Descriptions such as ‘post-human’ or ‘bio-hybrid human,’ used to refer to someone with a prosthetic limb, or a new type of artificial heart, is an exaggeration and more fun for Avenger’s fans than it is a reflection of reality. So are terms like ‘singularity’ (predicted by macho scientists to happen in 30 years) where robots and people will merge and become post-human. “This hype is distracting the focus of what good robots can do for humankind now,” says Sutcliffe. “What will be the result of the hype about the precision of CRISPR and gene editing when it becomes clear it is not a panacea for every genetic disease? Are we wasting time debating the ethics of science fiction when we could be discussing the not inconsiderable impact of the reality?”
Our increased access to (sometimes fake) information often makes it difficult to see where real evidence of potential benefit or harm lies. Its human nature to cherry pick what we choose to believe from the sheer quantity of information out there.
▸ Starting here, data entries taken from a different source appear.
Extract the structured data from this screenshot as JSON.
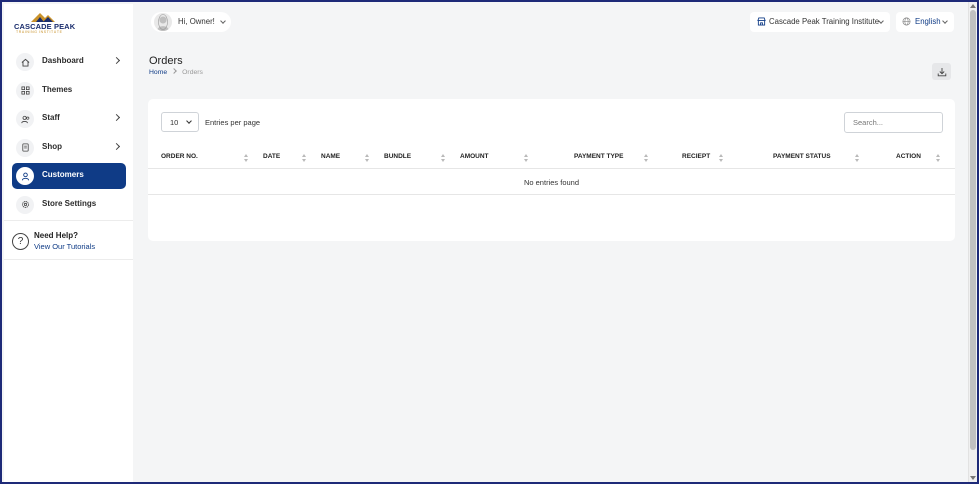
{
  "logo": {
    "brand": "CASCADE PEAK",
    "tagline": "TRAINING INSTITUTE"
  },
  "sidebar": {
    "items": [
      {
        "label": "Dashboard",
        "icon": "home-icon",
        "has_chevron": true,
        "active": false
      },
      {
        "label": "Themes",
        "icon": "themes-icon",
        "has_chevron": false,
        "active": false
      },
      {
        "label": "Staff",
        "icon": "staff-icon",
        "has_chevron": true,
        "active": false
      },
      {
        "label": "Shop",
        "icon": "shop-icon",
        "has_chevron": true,
        "active": false
      },
      {
        "label": "Customers",
        "icon": "user-icon",
        "has_chevron": false,
        "active": true
      },
      {
        "label": "Store Settings",
        "icon": "settings-icon",
        "has_chevron": false,
        "active": false
      }
    ],
    "help": {
      "title": "Need Help?",
      "link": "View Our Tutorials",
      "icon": "question-icon"
    }
  },
  "header": {
    "greeting": "Hi, Owner!",
    "institute": "Cascade Peak Training Institute",
    "language": "English"
  },
  "page": {
    "title": "Orders",
    "breadcrumb": {
      "home": "Home",
      "current": "Orders"
    }
  },
  "table": {
    "entries_value": "10",
    "entries_label": "Entries per page",
    "search_placeholder": "Search...",
    "columns": [
      "ORDER NO.",
      "DATE",
      "NAME",
      "BUNDLE",
      "AMOUNT",
      "PAYMENT TYPE",
      "RECIEPT",
      "PAYMENT STATUS",
      "ACTION"
    ],
    "empty_message": "No entries found"
  },
  "colors": {
    "brand": "#0f3b86",
    "frame_border": "#1e2a78",
    "background": "#f4f5f6"
  }
}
As Sutcliffe says, “It is important that as a society we do debate the potential benefits and the acceptable risks of technology thoughtfully and wisely. The history of innovation shows us that, whilst we are brilliant and inventive, for every act of creation and innovation there exists the potential, also, for our undoing.”
The best we can do is prepare ourselves to seize opportunities that emerging technology brings. LCIBS offers access to renowned thought leaders and business practitioners on the cusp of future trends. Our Emerging Tech executive programme equips future leaders to become captains of industry and chart a path of societal change for good.
Author: Brett Kilpatrick